━━━━━ Data shown ━━━━━

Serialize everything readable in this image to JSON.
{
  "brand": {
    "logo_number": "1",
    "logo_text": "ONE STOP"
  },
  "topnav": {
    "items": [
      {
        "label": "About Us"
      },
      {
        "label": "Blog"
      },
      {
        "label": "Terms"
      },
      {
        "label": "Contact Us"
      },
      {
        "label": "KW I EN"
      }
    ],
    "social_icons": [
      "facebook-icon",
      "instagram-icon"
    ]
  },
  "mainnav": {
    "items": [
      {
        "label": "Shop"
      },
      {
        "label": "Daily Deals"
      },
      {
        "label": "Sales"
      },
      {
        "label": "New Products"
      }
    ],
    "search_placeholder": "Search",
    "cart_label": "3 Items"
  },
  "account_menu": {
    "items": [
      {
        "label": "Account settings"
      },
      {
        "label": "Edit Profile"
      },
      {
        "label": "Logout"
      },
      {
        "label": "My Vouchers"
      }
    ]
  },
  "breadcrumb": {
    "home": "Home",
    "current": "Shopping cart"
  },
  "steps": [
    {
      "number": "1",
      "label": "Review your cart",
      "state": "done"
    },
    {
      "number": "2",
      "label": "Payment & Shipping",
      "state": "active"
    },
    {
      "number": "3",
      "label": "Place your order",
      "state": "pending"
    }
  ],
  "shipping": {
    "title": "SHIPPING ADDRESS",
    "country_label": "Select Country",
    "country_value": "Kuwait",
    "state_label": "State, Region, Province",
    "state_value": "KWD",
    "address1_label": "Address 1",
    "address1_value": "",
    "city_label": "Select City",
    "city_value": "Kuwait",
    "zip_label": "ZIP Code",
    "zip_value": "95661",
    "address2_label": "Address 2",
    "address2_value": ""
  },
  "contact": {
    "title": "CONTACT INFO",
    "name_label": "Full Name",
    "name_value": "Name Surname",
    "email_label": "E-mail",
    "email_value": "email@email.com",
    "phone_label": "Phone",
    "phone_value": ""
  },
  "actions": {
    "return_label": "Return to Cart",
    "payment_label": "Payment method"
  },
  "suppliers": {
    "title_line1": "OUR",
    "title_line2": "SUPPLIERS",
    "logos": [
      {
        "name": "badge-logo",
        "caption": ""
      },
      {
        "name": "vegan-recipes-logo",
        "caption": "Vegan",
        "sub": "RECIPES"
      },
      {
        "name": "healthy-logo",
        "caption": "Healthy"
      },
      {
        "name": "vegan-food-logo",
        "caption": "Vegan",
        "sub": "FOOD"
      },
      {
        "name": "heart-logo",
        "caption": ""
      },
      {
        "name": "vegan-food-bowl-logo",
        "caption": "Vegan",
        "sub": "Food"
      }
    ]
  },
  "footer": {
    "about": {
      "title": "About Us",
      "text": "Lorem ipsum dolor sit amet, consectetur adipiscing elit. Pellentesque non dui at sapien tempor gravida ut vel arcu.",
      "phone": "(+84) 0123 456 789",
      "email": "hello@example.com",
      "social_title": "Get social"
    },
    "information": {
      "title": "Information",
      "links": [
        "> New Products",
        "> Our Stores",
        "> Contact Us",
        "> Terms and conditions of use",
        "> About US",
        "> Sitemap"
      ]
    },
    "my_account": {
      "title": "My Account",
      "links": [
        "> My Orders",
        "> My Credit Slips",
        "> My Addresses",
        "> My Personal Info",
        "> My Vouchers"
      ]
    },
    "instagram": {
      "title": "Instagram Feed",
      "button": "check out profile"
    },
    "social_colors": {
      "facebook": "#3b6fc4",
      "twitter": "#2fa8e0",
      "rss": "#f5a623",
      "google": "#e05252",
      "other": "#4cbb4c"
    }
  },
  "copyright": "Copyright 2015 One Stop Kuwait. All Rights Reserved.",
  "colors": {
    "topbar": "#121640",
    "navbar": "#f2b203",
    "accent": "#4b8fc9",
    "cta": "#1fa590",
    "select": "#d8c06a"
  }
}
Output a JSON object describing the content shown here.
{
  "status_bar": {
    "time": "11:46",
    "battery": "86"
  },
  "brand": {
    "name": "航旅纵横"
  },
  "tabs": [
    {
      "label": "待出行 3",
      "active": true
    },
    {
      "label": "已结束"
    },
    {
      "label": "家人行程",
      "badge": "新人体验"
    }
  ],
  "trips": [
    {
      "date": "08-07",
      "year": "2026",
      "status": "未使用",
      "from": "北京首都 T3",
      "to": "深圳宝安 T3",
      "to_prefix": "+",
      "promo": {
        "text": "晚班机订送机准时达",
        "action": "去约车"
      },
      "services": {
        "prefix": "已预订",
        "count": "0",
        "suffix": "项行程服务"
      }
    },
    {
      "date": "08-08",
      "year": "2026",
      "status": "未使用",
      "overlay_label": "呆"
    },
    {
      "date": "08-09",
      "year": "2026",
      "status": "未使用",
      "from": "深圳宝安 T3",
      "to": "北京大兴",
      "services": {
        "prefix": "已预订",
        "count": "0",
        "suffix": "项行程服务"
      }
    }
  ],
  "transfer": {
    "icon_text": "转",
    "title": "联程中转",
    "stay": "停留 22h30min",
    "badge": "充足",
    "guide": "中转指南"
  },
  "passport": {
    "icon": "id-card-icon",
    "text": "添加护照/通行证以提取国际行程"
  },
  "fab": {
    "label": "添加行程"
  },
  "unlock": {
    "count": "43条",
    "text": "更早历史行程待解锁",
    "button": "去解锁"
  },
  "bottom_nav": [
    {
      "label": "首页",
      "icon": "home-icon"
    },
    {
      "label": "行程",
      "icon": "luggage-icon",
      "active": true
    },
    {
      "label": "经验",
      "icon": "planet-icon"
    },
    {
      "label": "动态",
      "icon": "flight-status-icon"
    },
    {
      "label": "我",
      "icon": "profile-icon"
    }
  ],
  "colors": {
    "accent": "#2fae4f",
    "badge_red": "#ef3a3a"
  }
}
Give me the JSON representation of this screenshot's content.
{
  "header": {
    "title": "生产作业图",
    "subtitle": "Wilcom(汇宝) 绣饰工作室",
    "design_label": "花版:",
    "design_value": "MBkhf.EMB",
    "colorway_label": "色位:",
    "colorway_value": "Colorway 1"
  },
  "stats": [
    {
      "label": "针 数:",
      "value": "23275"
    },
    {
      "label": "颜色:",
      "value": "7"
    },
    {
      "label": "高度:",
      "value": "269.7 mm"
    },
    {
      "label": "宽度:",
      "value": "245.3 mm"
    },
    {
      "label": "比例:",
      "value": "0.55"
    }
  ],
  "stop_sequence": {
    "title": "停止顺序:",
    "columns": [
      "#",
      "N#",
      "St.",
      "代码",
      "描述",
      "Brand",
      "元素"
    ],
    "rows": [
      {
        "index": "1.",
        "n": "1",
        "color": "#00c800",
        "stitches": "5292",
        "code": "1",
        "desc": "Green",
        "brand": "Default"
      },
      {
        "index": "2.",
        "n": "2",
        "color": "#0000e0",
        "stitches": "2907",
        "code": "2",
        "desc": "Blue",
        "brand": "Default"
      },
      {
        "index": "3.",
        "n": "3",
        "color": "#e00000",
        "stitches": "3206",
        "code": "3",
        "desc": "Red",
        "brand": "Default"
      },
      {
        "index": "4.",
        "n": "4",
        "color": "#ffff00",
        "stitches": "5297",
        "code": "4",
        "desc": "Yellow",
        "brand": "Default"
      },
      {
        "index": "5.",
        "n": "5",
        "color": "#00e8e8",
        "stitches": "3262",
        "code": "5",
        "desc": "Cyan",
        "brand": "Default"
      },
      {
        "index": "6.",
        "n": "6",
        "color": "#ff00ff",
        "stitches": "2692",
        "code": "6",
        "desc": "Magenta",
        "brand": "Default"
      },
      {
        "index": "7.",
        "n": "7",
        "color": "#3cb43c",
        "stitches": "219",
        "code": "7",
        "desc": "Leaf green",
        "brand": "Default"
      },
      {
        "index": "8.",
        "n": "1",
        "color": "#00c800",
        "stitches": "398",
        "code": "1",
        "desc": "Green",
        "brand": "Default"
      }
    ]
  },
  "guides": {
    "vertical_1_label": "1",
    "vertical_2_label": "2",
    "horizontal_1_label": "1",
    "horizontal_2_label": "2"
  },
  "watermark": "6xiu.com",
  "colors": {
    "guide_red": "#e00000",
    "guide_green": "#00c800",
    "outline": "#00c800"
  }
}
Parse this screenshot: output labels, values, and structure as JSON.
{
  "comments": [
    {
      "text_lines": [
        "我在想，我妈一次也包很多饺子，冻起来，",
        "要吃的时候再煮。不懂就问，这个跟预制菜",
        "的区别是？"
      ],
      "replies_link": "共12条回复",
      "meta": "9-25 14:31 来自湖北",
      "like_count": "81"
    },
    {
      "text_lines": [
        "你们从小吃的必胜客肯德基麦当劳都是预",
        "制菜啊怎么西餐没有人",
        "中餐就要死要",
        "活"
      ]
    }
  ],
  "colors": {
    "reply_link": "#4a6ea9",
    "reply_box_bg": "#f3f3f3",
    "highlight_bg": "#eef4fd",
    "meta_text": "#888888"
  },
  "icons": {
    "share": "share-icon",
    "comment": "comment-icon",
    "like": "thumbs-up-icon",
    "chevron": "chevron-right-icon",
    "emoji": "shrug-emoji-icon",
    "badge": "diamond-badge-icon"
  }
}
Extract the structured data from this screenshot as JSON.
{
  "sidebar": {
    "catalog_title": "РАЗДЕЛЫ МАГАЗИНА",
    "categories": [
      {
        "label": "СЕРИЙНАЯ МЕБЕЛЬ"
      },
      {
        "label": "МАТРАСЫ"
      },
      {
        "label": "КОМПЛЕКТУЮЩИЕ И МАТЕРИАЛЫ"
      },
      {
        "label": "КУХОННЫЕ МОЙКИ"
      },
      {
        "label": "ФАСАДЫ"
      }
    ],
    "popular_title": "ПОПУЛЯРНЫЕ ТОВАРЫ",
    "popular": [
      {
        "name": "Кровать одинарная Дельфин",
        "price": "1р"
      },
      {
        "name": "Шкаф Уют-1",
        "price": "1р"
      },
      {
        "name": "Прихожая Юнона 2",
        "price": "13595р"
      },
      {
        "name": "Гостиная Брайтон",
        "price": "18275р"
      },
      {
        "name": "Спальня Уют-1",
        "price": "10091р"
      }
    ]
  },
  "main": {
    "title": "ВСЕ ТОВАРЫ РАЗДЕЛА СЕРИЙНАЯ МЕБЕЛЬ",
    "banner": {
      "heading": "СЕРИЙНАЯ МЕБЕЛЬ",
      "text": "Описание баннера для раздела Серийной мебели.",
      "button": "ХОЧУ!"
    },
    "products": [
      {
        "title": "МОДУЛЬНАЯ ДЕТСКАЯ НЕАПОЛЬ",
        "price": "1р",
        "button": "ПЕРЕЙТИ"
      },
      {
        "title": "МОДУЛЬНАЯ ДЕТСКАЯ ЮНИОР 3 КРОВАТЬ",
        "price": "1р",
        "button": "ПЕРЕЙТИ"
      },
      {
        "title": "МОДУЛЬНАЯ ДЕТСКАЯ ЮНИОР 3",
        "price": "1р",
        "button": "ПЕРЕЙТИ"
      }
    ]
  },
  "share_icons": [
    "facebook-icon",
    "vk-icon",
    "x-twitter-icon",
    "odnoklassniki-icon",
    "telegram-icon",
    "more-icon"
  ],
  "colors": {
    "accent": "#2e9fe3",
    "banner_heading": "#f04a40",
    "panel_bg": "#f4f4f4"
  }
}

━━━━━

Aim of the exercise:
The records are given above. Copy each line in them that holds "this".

Expected answer:
Serialize everything readable in this image to JSON.
Give me the JSON representation of this screenshot's content.
Parse this screenshot: output labels, values, and structure as JSON.
Extract the structured data from this screenshot as JSON.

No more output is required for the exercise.